    1930 Chuck Klein 107
    1932 Chuck Klein 103
    1937 Hank Greenberg 103
    1995 Albert Belle 103
    1948 Stan Musial 103
    1922 Rogers Hornsby 102
    1930 Lou Gehrig 100
    1932 Jimmie Foxx 100
    2000 Todd Helton 100

    OF: Richard Hidalgo, Astros: Hidalgo hit just .227 in 1999 and a knee injury left his starting status in doubt for 2000 -- as did the trade for Roger Cedeno. Well, 44 home runs and a .635 slugging percentage will win a spot in the lineup. And don't credit Enron Field for Hidalgo's success: he has 28 home runs on the road.

    OF: Terrence Long, A's: Sure, he's only a rookie, but he's shown dramatic improvement from what his Triple-A numbers projected. He had just nine home runs and hit .299 in the minors, but is hitting .290 with 17 home runs this year. Just as importantly, he arrived with a shaky defensive reputation, but has played a solid center field.

    OF: J.D. Drew, Cardinals: Drew has improved his Triple Crown percentage numbers from .242/.340/.424 to .300/.405/.489. Now, Tony La Russa just needs to put him in the lineup every day.

    P: Ryan Dempster, Marlins: This kid has all the makings of turning into an elite pitcher.

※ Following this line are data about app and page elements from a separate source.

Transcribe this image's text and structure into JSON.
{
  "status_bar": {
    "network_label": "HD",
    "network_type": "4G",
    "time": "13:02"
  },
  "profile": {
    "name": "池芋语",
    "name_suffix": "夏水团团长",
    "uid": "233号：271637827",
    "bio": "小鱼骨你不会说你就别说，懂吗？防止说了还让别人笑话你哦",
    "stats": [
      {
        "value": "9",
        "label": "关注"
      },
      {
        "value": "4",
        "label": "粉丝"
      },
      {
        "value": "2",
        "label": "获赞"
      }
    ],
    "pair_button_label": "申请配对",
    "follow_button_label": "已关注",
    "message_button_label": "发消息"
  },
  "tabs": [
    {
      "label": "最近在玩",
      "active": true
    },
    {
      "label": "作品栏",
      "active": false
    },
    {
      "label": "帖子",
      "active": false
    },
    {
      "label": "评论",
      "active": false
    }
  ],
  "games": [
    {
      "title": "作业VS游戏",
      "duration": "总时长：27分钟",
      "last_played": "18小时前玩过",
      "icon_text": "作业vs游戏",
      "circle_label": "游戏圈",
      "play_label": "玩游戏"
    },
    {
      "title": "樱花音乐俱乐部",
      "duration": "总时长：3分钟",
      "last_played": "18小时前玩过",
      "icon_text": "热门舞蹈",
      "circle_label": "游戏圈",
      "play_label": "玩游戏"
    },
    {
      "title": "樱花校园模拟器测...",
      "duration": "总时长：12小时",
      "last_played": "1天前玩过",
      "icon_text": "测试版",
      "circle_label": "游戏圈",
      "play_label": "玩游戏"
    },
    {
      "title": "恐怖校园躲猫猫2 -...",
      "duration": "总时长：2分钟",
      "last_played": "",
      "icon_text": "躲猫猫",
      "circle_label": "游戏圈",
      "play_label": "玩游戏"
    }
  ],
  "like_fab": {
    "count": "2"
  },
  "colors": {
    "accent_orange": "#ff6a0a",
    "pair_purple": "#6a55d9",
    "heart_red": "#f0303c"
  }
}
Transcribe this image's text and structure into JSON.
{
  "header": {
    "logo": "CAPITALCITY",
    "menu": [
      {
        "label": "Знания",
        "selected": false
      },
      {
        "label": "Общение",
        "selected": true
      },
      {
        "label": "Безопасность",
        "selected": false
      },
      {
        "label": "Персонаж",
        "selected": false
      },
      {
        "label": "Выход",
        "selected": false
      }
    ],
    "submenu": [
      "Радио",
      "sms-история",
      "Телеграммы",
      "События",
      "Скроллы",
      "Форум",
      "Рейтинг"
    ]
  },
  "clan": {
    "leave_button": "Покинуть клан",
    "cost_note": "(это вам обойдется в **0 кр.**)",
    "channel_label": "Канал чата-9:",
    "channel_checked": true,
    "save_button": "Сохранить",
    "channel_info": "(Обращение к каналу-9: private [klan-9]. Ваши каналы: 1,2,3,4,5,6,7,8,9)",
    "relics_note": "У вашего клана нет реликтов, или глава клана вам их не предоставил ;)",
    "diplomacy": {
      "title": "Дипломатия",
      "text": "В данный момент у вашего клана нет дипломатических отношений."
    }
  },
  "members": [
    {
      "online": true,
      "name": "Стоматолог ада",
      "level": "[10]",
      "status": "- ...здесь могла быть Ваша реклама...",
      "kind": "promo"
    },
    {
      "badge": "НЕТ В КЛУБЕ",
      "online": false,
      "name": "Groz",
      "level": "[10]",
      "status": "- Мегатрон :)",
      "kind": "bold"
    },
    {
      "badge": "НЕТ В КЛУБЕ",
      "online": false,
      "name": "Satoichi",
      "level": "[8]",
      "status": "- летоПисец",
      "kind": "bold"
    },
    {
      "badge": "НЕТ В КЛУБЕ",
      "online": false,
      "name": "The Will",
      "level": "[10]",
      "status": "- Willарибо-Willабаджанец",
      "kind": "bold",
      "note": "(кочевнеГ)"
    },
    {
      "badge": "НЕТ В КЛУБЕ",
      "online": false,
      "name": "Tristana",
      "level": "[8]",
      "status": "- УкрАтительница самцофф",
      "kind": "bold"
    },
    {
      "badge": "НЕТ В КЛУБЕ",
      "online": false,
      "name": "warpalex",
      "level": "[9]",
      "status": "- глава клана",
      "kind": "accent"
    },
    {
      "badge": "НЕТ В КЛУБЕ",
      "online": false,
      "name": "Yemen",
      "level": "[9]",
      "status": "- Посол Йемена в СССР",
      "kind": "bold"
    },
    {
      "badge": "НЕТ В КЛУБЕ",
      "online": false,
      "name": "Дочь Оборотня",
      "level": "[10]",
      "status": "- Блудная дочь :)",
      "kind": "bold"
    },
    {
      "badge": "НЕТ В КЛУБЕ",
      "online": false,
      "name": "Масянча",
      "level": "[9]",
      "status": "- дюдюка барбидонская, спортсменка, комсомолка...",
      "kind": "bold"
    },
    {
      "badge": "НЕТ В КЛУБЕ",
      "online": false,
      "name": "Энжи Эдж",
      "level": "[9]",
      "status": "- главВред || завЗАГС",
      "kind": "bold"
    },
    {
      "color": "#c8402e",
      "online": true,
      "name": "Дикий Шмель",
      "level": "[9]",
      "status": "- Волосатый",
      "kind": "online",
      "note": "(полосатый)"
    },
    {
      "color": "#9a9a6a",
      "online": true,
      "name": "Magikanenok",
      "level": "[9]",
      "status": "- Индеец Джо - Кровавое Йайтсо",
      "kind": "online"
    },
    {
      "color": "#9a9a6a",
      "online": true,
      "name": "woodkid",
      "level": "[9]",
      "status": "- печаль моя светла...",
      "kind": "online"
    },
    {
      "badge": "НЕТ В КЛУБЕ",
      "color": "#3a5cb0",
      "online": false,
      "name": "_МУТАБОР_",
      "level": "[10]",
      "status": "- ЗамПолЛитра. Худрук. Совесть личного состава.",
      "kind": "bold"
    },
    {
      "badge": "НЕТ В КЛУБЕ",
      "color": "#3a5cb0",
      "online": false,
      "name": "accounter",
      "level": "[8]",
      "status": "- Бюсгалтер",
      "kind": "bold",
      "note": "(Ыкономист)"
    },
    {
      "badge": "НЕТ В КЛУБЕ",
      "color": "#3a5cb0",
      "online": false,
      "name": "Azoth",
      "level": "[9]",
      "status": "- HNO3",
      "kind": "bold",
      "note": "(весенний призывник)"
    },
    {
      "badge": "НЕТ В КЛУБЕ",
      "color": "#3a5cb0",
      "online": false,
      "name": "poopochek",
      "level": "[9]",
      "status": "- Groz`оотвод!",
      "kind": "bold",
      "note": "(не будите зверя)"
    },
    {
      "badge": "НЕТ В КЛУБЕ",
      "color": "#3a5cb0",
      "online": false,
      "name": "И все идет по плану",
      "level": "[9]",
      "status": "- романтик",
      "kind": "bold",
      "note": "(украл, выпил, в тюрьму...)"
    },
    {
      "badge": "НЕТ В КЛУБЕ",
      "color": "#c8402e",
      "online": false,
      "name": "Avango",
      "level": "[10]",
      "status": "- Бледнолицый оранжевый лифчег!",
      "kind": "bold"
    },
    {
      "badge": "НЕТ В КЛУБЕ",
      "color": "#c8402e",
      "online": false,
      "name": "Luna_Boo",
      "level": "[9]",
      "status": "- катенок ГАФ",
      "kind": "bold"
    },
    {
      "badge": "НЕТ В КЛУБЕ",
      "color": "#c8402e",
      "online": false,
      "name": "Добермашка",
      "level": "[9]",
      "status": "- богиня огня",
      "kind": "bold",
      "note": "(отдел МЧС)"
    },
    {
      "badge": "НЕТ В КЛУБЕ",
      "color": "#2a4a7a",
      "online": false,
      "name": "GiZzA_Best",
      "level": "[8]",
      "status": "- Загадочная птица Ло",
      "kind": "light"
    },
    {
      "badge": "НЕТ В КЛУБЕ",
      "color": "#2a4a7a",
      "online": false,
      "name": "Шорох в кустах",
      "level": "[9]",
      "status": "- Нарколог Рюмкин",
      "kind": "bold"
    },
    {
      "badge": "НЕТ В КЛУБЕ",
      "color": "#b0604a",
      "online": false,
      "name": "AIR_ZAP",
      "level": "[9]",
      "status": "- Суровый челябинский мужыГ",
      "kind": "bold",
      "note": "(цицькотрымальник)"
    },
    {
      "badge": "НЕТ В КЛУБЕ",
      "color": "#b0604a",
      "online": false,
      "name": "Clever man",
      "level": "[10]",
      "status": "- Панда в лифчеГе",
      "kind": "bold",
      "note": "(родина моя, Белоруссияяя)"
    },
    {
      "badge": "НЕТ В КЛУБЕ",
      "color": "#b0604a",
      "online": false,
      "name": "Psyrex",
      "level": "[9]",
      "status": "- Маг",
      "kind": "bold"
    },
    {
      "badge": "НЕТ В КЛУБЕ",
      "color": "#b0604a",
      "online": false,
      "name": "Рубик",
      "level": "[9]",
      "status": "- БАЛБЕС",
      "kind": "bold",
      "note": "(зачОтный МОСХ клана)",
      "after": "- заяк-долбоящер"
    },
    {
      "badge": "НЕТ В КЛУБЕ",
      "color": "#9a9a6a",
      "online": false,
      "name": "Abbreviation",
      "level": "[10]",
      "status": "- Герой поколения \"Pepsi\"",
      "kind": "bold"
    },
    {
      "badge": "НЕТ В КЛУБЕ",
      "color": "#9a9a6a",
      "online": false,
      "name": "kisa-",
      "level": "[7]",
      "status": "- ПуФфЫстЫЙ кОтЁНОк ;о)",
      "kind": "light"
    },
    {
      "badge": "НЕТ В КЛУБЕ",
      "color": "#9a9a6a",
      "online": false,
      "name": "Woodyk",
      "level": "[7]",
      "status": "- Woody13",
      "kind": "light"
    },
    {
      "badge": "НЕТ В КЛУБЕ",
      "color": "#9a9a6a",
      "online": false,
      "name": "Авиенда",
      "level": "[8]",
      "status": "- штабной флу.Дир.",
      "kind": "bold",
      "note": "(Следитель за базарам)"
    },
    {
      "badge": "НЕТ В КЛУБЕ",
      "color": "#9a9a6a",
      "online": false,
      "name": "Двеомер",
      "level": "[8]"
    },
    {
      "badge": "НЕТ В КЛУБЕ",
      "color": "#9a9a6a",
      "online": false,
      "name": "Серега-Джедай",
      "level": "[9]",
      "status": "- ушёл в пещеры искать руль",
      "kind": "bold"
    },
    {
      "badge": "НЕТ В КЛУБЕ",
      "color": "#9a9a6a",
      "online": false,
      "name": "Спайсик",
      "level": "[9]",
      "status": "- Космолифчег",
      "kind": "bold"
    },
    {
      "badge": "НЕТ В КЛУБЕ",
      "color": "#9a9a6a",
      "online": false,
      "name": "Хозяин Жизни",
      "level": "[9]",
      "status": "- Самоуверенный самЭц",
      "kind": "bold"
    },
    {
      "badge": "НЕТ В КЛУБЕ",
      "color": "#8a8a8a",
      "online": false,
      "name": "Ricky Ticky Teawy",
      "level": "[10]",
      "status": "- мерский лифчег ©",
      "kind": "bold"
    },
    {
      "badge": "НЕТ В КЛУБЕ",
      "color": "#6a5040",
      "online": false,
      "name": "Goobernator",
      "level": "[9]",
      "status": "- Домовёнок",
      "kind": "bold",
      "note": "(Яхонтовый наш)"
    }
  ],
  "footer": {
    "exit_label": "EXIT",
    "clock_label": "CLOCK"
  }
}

He's 13-10 with a 3.62 ERA and ranks fourth in the majors with 206 strikeouts. He's just 23 years old and if he stays healthy will be the ace of the young Marlins for years to come.

    P: Glendon Rusch, Mets: His 11-11 record may not seem too impressive, but that's very good these days for a No. 5 starter. He entered 2000 with a 5.78 career ERA and spent most of 1999 in Triple-A with Kansas City. But he's posted a 4.02 ERA and an impressive 155/43 SO/BB ratio that bodes well for his future.

    P: Mac Suzuki, Royals: It's been another dismal year for the Royals' pitching staff, but Suzuki has been a bright spot with his 4.24 ERA. If he improves his control (94 walks in 188.2 innings), he could take another step forward next year.

    P: Jim Parque, White Sox: After going 9-15 with a 5.13 ERA last season, Parque is 13-6 with a 4.21 ERA and will be the No. 2 starter in the playoffs.

    P: Felix Rodriguez, Giants: Another key to San Francisco's division title has been the bullpen and Rodriguez has been perhaps the best setup guy in the majors. He leads the majors with 29 holds, has lowered his ERA from 3.80 to 2.72 and has fanned 90 in 79.1 innings.